About this task
The records that follow must be reproduced in full, with every picture excluded.

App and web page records
-*-

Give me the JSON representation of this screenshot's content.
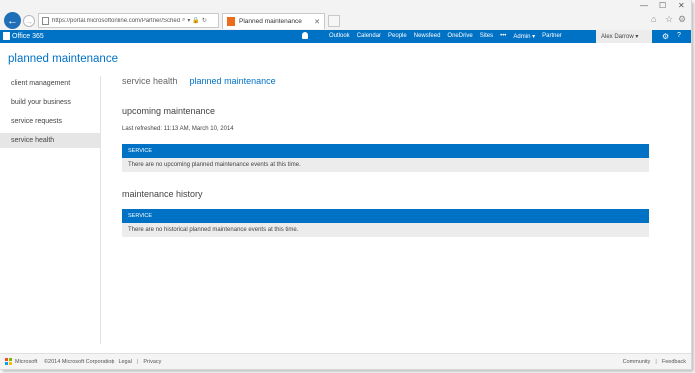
{
  "browser": {
    "url": "https://portal.microsoftonline.com/Partner/Schedu",
    "tab_title": "Planned maintenance",
    "back_label": "←",
    "forward_label": "→"
  },
  "suite_bar": {
    "brand": "Office 365",
    "nav": [
      "Outlook",
      "Calendar",
      "People",
      "Newsfeed",
      "OneDrive",
      "Sites",
      "•••",
      "Admin ▾",
      "Partner"
    ],
    "user": "Alex Darrow ▾",
    "gear": "⚙",
    "help": "?",
    "accent": "#0072c6"
  },
  "page": {
    "title": "planned maintenance"
  },
  "left_nav": {
    "items": [
      "client management",
      "build your business",
      "service requests",
      "service health"
    ],
    "selected_index": 3
  },
  "main": {
    "pivots": [
      "service health",
      "planned maintenance"
    ],
    "upcoming": {
      "heading": "upcoming maintenance",
      "last_refreshed": "Last refreshed: 11:13 AM, March 10, 2014",
      "column": "SERVICE",
      "message": "There are no upcoming planned maintenance events at this time."
    },
    "history": {
      "heading": "maintenance history",
      "column": "SERVICE",
      "message": "There are no historical planned maintenance events at this time."
    }
  },
  "footer": {
    "brand": "Microsoft",
    "copyright": "©2014 Microsoft Corporation",
    "links": [
      "Legal",
      "Privacy"
    ],
    "right_links": [
      "Community",
      "Feedback"
    ]
  }
}
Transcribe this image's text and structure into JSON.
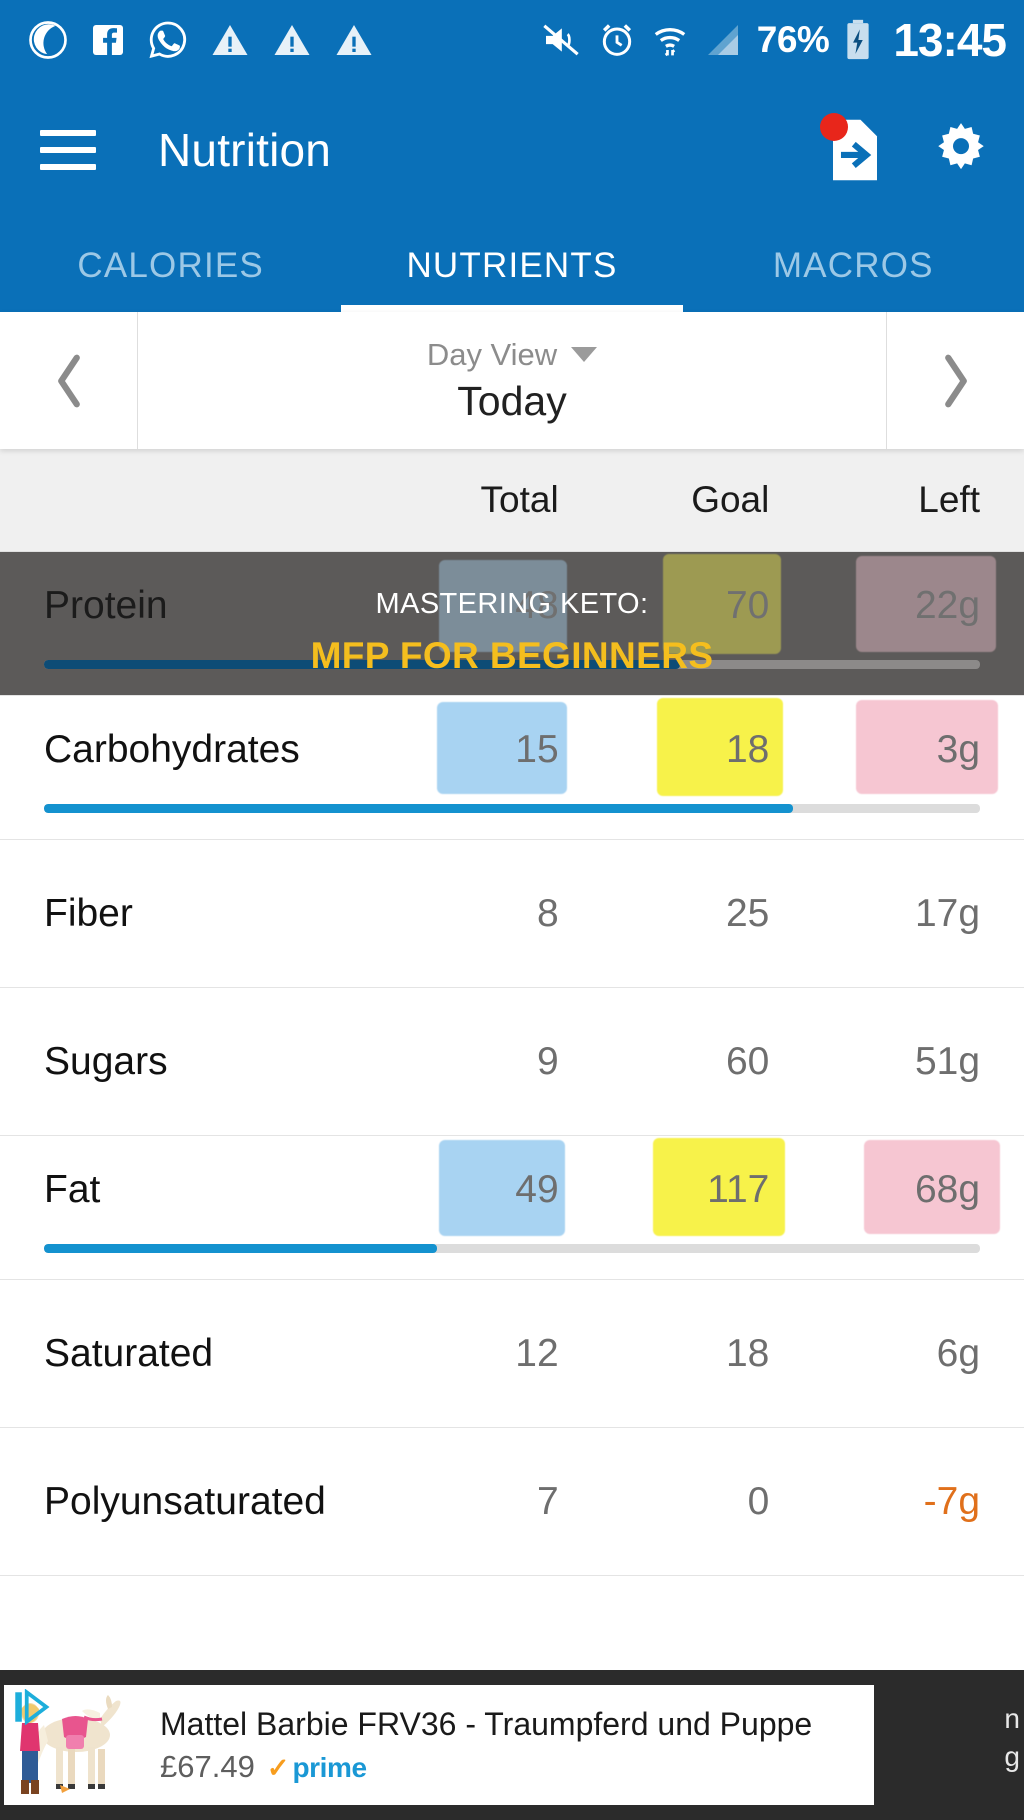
{
  "statusbar": {
    "battery_percent": "76%",
    "clock": "13:45",
    "icons": [
      "moon-icon",
      "facebook-icon",
      "whatsapp-icon",
      "warning-triangle-icon",
      "warning-triangle-icon",
      "warning-triangle-icon",
      "mute-icon",
      "alarm-clock-icon",
      "wifi-icon",
      "signal-icon",
      "battery-charging-icon"
    ]
  },
  "appbar": {
    "title": "Nutrition",
    "menu_icon": "hamburger-icon",
    "export_icon": "export-document-icon",
    "settings_icon": "gear-icon",
    "badge": true
  },
  "tabs": [
    {
      "label": "CALORIES",
      "active": false
    },
    {
      "label": "NUTRIENTS",
      "active": true
    },
    {
      "label": "MACROS",
      "active": false
    }
  ],
  "daybar": {
    "prev_icon": "chevron-left-icon",
    "next_icon": "chevron-right-icon",
    "view_label": "Day View",
    "dropdown_icon": "caret-down-icon",
    "current_day": "Today"
  },
  "table": {
    "headers": {
      "name": "",
      "total": "Total",
      "goal": "Goal",
      "left": "Left"
    },
    "rows": [
      {
        "name": "Protein",
        "total": "48",
        "goal": "70",
        "left": "22g",
        "progress": 68,
        "has_bar": true,
        "highlighted": true,
        "negative": false
      },
      {
        "name": "Carbohydrates",
        "total": "15",
        "goal": "18",
        "left": "3g",
        "progress": 80,
        "has_bar": true,
        "highlighted": true,
        "negative": false
      },
      {
        "name": "Fiber",
        "total": "8",
        "goal": "25",
        "left": "17g",
        "progress": 0,
        "has_bar": false,
        "highlighted": false,
        "negative": false
      },
      {
        "name": "Sugars",
        "total": "9",
        "goal": "60",
        "left": "51g",
        "progress": 0,
        "has_bar": false,
        "highlighted": false,
        "negative": false
      },
      {
        "name": "Fat",
        "total": "49",
        "goal": "117",
        "left": "68g",
        "progress": 42,
        "has_bar": true,
        "highlighted": true,
        "negative": false
      },
      {
        "name": "Saturated",
        "total": "12",
        "goal": "18",
        "left": "6g",
        "progress": 0,
        "has_bar": false,
        "highlighted": false,
        "negative": false
      },
      {
        "name": "Polyunsaturated",
        "total": "7",
        "goal": "0",
        "left": "-7g",
        "progress": 0,
        "has_bar": false,
        "highlighted": false,
        "negative": true
      }
    ]
  },
  "promo_overlay": {
    "line1": "MASTERING KETO:",
    "line2": "MFP FOR BEGINNERS"
  },
  "bottom_ad": {
    "title": "Mattel Barbie FRV36 - Traumpferd und Puppe",
    "price": "£67.49",
    "prime_check": "✓",
    "prime_label": "prime",
    "edge_text_line1": "n",
    "edge_text_line2": "g"
  },
  "colors": {
    "brand_blue": "#0A70B8",
    "progress_blue": "#1492CF",
    "accent_orange": "#E0701B",
    "promo_gold": "#F5BE1E",
    "badge_red": "#E8261B",
    "highlight_blue": "#A8D3F2",
    "highlight_yellow": "#F7F24A",
    "highlight_pink": "#F6C6D2"
  }
}
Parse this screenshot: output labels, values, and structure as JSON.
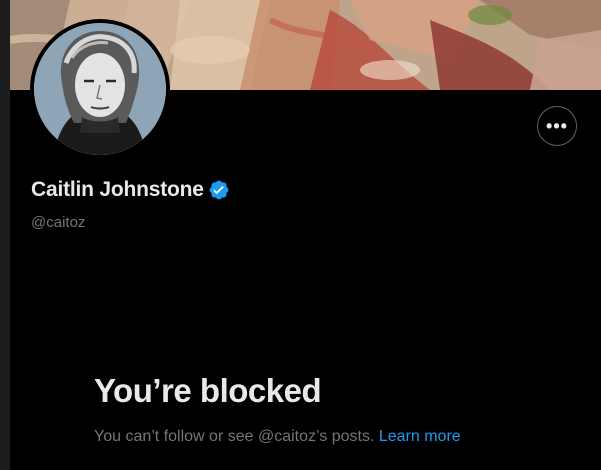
{
  "profile": {
    "display_name": "Caitlin Johnstone",
    "handle": "@caitoz",
    "verified": true
  },
  "actions": {
    "more_label": "•••"
  },
  "blocked": {
    "title": "You’re blocked",
    "message": "You can’t follow or see @caitoz’s posts.",
    "link_label": "Learn more"
  },
  "colors": {
    "background": "#000000",
    "primary_text": "#e7e9ea",
    "secondary_text": "#71767b",
    "link": "#1d9bf0",
    "verified_badge": "#1d9bf0",
    "button_border": "#536471"
  },
  "icons": {
    "more": "more-horizontal-icon",
    "verified": "verified-badge-icon"
  }
}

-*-

Your solution
Give me the JSON representation of this screenshot's content.
{
  "browser": {
    "url": "https://portal.microsoftonline.com/Partner/Schedu",
    "tab_title": "Planned maintenance",
    "back_label": "←",
    "forward_label": "→"
  },
  "suite_bar": {
    "brand": "Office 365",
    "nav": [
      "Outlook",
      "Calendar",
      "People",
      "Newsfeed",
      "OneDrive",
      "Sites",
      "•••",
      "Admin ▾",
      "Partner"
    ],
    "user": "Alex Darrow ▾",
    "gear": "⚙",
    "help": "?",
    "accent": "#0072c6"
  },
  "page": {
    "title": "planned maintenance"
  },
  "left_nav": {
    "items": [
      "client management",
      "build your business",
      "service requests",
      "service health"
    ],
    "selected_index": 3
  },
  "main": {
    "pivots": [
      "service health",
      "planned maintenance"
    ],
    "upcoming": {
      "heading": "upcoming maintenance",
      "last_refreshed": "Last refreshed: 11:13 AM, March 10, 2014",
      "column": "SERVICE",
      "message": "There are no upcoming planned maintenance events at this time."
    },
    "history": {
      "heading": "maintenance history",
      "column": "SERVICE",
      "message": "There are no historical planned maintenance events at this time."
    }
  },
  "footer": {
    "brand": "Microsoft",
    "copyright": "©2014 Microsoft Corporation",
    "links": [
      "Legal",
      "Privacy"
    ],
    "right_links": [
      "Community",
      "Feedback"
    ]
  }
}
Transcribe this image's text and structure into JSON.
{
  "statusbar": {
    "battery_percent": "76%",
    "clock": "13:45",
    "icons": [
      "moon-icon",
      "facebook-icon",
      "whatsapp-icon",
      "warning-triangle-icon",
      "warning-triangle-icon",
      "warning-triangle-icon",
      "mute-icon",
      "alarm-clock-icon",
      "wifi-icon",
      "signal-icon",
      "battery-charging-icon"
    ]
  },
  "appbar": {
    "title": "Nutrition",
    "menu_icon": "hamburger-icon",
    "export_icon": "export-document-icon",
    "settings_icon": "gear-icon",
    "badge": true
  },
  "tabs": [
    {
      "label": "CALORIES",
      "active": false
    },
    {
      "label": "NUTRIENTS",
      "active": true
    },
    {
      "label": "MACROS",
      "active": false
    }
  ],
  "daybar": {
    "prev_icon": "chevron-left-icon",
    "next_icon": "chevron-right-icon",
    "view_label": "Day View",
    "dropdown_icon": "caret-down-icon",
    "current_day": "Today"
  },
  "table": {
    "headers": {
      "name": "",
      "total": "Total",
      "goal": "Goal",
      "left": "Left"
    },
    "rows": [
      {
        "name": "Protein",
        "total": "48",
        "goal": "70",
        "left": "22g",
        "progress": 68,
        "has_bar": true,
        "highlighted": true,
        "negative": false
      },
      {
        "name": "Carbohydrates",
        "total": "15",
        "goal": "18",
        "left": "3g",
        "progress": 80,
        "has_bar": true,
        "highlighted": true,
        "negative": false
      },
      {
        "name": "Fiber",
        "total": "8",
        "goal": "25",
        "left": "17g",
        "progress": 0,
        "has_bar": false,
        "highlighted": false,
        "negative": false
      },
      {
        "name": "Sugars",
        "total": "9",
        "goal": "60",
        "left": "51g",
        "progress": 0,
        "has_bar": false,
        "highlighted": false,
        "negative": false
      },
      {
        "name": "Fat",
        "total": "49",
        "goal": "117",
        "left": "68g",
        "progress": 42,
        "has_bar": true,
        "highlighted": true,
        "negative": false
      },
      {
        "name": "Saturated",
        "total": "12",
        "goal": "18",
        "left": "6g",
        "progress": 0,
        "has_bar": false,
        "highlighted": false,
        "negative": false
      },
      {
        "name": "Polyunsaturated",
        "total": "7",
        "goal": "0",
        "left": "-7g",
        "progress": 0,
        "has_bar": false,
        "highlighted": false,
        "negative": true
      }
    ]
  },
  "promo_overlay": {
    "line1": "MASTERING KETO:",
    "line2": "MFP FOR BEGINNERS"
  },
  "bottom_ad": {
    "title": "Mattel Barbie FRV36 - Traumpferd und Puppe",
    "price": "£67.49",
    "prime_check": "✓",
    "prime_label": "prime",
    "edge_text_line1": "n",
    "edge_text_line2": "g"
  },
  "colors": {
    "brand_blue": "#0A70B8",
    "progress_blue": "#1492CF",
    "accent_orange": "#E0701B",
    "promo_gold": "#F5BE1E",
    "badge_red": "#E8261B",
    "highlight_blue": "#A8D3F2",
    "highlight_yellow": "#F7F24A",
    "highlight_pink": "#F6C6D2"
  }
}
Parse this screenshot: output labels, values, and structure as JSON.
{
  "profile": {
    "display_name": "Caitlin Johnstone",
    "handle": "@caitoz",
    "verified": true
  },
  "actions": {
    "more_label": "•••"
  },
  "blocked": {
    "title": "You’re blocked",
    "message": "You can’t follow or see @caitoz’s posts.",
    "link_label": "Learn more"
  },
  "colors": {
    "background": "#000000",
    "primary_text": "#e7e9ea",
    "secondary_text": "#71767b",
    "link": "#1d9bf0",
    "verified_badge": "#1d9bf0",
    "button_border": "#536471"
  },
  "icons": {
    "more": "more-horizontal-icon",
    "verified": "verified-badge-icon"
  }
}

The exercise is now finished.